__Work instruction__
Write out the following listing in full, exactly as it reads.

__Extracted records__
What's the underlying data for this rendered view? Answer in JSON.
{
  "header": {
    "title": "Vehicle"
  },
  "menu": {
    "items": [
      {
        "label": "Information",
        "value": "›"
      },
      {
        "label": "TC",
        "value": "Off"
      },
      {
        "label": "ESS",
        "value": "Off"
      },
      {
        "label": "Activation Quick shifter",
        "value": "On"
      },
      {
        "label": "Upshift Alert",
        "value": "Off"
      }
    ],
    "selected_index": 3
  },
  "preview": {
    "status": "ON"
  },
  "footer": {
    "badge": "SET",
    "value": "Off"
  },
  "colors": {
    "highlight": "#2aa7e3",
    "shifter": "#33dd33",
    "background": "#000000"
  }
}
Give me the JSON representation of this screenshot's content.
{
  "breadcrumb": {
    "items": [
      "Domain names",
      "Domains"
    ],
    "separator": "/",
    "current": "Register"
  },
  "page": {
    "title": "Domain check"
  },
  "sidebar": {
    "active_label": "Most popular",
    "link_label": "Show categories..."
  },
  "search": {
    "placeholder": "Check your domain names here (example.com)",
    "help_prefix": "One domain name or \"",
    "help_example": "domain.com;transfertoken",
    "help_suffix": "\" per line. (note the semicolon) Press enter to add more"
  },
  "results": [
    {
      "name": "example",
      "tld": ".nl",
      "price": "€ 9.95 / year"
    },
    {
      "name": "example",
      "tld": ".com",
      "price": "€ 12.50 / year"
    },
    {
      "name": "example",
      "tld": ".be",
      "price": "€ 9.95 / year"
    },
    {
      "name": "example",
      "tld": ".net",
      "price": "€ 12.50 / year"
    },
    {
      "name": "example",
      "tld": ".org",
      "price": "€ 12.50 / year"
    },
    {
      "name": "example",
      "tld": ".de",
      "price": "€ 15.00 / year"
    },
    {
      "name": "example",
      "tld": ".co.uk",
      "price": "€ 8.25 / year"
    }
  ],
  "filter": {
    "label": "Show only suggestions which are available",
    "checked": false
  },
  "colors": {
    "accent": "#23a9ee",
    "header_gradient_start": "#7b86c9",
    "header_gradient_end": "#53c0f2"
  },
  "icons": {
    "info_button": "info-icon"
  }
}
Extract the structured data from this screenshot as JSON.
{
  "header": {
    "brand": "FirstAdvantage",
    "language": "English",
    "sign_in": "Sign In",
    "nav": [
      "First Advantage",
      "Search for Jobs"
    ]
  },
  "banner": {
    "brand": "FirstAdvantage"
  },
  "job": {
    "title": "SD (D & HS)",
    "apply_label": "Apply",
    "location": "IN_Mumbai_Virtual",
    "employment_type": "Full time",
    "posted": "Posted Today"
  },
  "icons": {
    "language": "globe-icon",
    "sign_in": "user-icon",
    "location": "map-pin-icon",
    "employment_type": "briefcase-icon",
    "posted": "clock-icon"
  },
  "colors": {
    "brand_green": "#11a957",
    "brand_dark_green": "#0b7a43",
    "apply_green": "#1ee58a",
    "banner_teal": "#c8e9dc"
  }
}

__Answer to this task__
What's the underlying data for this rendered view? Answer in JSON.
{
  "header": {
    "title": "Vehicle"
  },
  "menu": {
    "items": [
      {
        "label": "Information",
        "value": "›"
      },
      {
        "label": "TC",
        "value": "Off"
      },
      {
        "label": "ESS",
        "value": "Off"
      },
      {
        "label": "Activation Quick shifter",
        "value": "On"
      },
      {
        "label": "Upshift Alert",
        "value": "Off"
      }
    ],
    "selected_index": 3
  },
  "preview": {
    "status": "ON"
  },
  "footer": {
    "badge": "SET",
    "value": "Off"
  },
  "colors": {
    "highlight": "#2aa7e3",
    "shifter": "#33dd33",
    "background": "#000000"
  }
}
Give me the JSON representation of this screenshot's content.
{
  "breadcrumb": {
    "items": [
      "Domain names",
      "Domains"
    ],
    "separator": "/",
    "current": "Register"
  },
  "page": {
    "title": "Domain check"
  },
  "sidebar": {
    "active_label": "Most popular",
    "link_label": "Show categories..."
  },
  "search": {
    "placeholder": "Check your domain names here (example.com)",
    "help_prefix": "One domain name or \"",
    "help_example": "domain.com;transfertoken",
    "help_suffix": "\" per line. (note the semicolon) Press enter to add more"
  },
  "results": [
    {
      "name": "example",
      "tld": ".nl",
      "price": "€ 9.95 / year"
    },
    {
      "name": "example",
      "tld": ".com",
      "price": "€ 12.50 / year"
    },
    {
      "name": "example",
      "tld": ".be",
      "price": "€ 9.95 / year"
    },
    {
      "name": "example",
      "tld": ".net",
      "price": "€ 12.50 / year"
    },
    {
      "name": "example",
      "tld": ".org",
      "price": "€ 12.50 / year"
    },
    {
      "name": "example",
      "tld": ".de",
      "price": "€ 15.00 / year"
    },
    {
      "name": "example",
      "tld": ".co.uk",
      "price": "€ 8.25 / year"
    }
  ],
  "filter": {
    "label": "Show only suggestions which are available",
    "checked": false
  },
  "colors": {
    "accent": "#23a9ee",
    "header_gradient_start": "#7b86c9",
    "header_gradient_end": "#53c0f2"
  },
  "icons": {
    "info_button": "info-icon"
  }
}
Extract the structured data from this screenshot as JSON.
{
  "header": {
    "brand": "FirstAdvantage",
    "language": "English",
    "sign_in": "Sign In",
    "nav": [
      "First Advantage",
      "Search for Jobs"
    ]
  },
  "banner": {
    "brand": "FirstAdvantage"
  },
  "job": {
    "title": "SD (D & HS)",
    "apply_label": "Apply",
    "location": "IN_Mumbai_Virtual",
    "employment_type": "Full time",
    "posted": "Posted Today"
  },
  "icons": {
    "language": "globe-icon",
    "sign_in": "user-icon",
    "location": "map-pin-icon",
    "employment_type": "briefcase-icon",
    "posted": "clock-icon"
  },
  "colors": {
    "brand_green": "#11a957",
    "brand_dark_green": "#0b7a43",
    "apply_green": "#1ee58a",
    "banner_teal": "#c8e9dc"
  }
}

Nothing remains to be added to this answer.